For immediate release 1 February 2012
Greens have today warned that both the Scottish and UK Governments are failing to properly assess the carbon impact of a potential era of UK gas extraction by the controversial process of fracking.
Appearing before the Economy, Energy and Tourism committee of the Scottish Parliament, both UK and Scottish Government Energy Ministers were questioned by Patrick Harvie MSP on whether the climate change impacts of the gas extracted would be taken into account during the licensing process.* The UK Minister, Charles Hendry MP, confirmed that climate change would not be a factor considered.
Respected climate researchers at the Tyndall Centre estimate that if just 20% of shale gas reserves identified in Lancashire are burnt, 2 billion tonnes of carbon dioxide would be released: 15% of the UK's carbon budget to 2050.**
In November 2011, SEPA granted a licence for the extraction of coal bed methane in Canonbie, Dumfries and Galloway. Another firm is drilling for coal bed methane in Airth, Falkirk, though without yet using the fracking technique.
Patrick Harvie said:
"Charles Hendry showed the UK Government’s breath-taking irresponsibility in admitting that the climate change impact of shale gas will not be a factor in deciding whether to approve applications for fracking. But that was nothing compared to the Scottish Minister Fergus Ewing, who appeared to be completely at sea on this issue.
"I have been asking questions regularly on this for months now, and the Minister knew it was coming up at today’s meeting. I’m shocked that he remained unable or unwilling to answer a few clear and specific questions, and it’s clear that if Scotland is going to resist this dangerous new drive to extract ever more fossil fuels, we’ll need a Minister who is at least up to speed on the basics."
* Scottish Planning Policy states that 'potential pollution of land, air and water' should be considered factors in planning decisions.

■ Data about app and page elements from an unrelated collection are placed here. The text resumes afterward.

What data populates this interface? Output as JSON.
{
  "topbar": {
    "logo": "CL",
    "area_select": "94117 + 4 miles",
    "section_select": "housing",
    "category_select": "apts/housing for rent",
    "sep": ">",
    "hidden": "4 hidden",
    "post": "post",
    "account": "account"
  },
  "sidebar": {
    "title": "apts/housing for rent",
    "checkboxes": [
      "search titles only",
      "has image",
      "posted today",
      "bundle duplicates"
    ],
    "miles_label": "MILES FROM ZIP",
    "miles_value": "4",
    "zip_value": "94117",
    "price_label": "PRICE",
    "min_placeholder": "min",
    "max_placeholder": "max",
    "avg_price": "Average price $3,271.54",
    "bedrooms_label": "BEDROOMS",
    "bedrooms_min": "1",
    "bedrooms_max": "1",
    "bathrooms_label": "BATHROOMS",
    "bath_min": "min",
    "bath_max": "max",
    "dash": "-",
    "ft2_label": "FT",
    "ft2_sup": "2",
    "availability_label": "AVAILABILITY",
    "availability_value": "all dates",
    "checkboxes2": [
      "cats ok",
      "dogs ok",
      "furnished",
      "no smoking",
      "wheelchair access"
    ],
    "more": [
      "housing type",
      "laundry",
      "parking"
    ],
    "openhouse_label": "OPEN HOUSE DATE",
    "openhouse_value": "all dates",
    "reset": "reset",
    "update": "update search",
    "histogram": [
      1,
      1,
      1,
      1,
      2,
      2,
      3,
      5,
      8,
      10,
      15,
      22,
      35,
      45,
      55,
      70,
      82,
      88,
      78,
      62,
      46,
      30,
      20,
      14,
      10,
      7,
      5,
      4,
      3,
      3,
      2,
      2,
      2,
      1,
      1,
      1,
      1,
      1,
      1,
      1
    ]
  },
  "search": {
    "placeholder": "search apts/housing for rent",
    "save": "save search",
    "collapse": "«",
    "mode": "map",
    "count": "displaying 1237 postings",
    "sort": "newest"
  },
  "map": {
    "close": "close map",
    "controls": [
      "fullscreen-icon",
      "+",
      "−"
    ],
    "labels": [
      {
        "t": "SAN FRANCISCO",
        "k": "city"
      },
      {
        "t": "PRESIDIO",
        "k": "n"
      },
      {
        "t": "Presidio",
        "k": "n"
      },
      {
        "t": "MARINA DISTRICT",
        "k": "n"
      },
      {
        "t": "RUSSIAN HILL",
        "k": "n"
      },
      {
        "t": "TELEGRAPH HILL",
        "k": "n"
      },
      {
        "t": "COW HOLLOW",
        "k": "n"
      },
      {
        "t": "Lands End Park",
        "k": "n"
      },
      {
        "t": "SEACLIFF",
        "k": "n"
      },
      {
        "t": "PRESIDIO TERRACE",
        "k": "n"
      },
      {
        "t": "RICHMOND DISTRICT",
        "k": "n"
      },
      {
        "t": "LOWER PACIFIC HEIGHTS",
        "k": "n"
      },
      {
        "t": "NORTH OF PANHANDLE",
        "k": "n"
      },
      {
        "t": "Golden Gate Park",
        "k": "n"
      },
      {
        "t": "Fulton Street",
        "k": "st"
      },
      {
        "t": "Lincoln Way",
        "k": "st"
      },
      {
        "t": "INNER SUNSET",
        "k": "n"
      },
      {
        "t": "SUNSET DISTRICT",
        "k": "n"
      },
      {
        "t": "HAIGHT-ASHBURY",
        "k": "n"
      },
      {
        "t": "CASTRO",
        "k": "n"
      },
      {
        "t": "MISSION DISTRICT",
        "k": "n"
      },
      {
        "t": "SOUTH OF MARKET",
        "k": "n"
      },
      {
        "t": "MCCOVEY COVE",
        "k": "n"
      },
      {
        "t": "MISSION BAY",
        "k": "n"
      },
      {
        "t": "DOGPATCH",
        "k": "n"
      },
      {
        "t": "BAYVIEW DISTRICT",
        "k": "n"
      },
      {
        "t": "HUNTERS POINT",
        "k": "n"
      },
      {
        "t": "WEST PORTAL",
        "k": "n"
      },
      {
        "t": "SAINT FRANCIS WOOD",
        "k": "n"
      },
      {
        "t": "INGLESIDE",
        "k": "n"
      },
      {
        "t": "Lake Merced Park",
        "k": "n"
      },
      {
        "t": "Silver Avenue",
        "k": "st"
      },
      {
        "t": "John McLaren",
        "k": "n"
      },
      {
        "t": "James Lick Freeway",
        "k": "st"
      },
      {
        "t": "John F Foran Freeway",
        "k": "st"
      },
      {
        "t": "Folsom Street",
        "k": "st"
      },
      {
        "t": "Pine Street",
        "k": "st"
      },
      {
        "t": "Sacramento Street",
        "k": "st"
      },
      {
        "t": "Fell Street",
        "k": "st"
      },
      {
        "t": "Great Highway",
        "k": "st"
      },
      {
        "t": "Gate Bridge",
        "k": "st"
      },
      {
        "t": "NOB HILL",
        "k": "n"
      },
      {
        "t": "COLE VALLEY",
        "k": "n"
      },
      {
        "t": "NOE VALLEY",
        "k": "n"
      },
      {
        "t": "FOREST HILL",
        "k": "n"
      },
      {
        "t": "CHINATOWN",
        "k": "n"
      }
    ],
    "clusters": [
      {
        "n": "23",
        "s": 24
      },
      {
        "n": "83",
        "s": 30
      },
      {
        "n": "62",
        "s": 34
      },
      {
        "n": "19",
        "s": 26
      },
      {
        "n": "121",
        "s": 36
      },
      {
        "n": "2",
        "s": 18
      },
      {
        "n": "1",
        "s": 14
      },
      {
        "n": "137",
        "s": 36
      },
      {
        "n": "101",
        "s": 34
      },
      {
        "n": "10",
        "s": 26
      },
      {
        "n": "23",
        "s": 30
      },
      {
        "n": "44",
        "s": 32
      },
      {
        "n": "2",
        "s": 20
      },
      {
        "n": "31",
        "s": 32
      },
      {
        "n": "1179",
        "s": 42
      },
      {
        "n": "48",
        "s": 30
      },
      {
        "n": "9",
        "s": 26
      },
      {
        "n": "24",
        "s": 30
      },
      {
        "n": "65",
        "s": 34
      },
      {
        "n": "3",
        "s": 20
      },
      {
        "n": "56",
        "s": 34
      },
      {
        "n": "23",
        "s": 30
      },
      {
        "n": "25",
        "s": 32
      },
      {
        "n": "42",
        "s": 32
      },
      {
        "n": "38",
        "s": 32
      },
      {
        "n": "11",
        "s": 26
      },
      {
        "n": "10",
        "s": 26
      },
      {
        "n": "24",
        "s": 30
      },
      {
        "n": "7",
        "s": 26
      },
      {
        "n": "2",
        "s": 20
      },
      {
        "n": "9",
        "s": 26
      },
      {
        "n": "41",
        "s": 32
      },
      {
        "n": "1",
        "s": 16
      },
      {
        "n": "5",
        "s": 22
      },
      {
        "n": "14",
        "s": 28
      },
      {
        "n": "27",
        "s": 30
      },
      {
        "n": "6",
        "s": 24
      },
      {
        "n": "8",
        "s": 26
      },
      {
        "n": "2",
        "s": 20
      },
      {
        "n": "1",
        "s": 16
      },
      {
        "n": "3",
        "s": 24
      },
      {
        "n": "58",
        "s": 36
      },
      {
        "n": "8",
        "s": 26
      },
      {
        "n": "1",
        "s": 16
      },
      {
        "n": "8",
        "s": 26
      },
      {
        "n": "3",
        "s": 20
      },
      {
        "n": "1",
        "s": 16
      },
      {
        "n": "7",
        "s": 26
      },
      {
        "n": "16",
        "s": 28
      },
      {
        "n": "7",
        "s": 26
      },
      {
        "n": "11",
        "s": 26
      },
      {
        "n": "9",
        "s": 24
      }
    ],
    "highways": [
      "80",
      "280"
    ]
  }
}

See paragraph 232: http://bit.ly/oq8tBJ
** For an estimate of the carbon impact of UK shale gas, see the Tyndall Centre report, especially the last paragraph: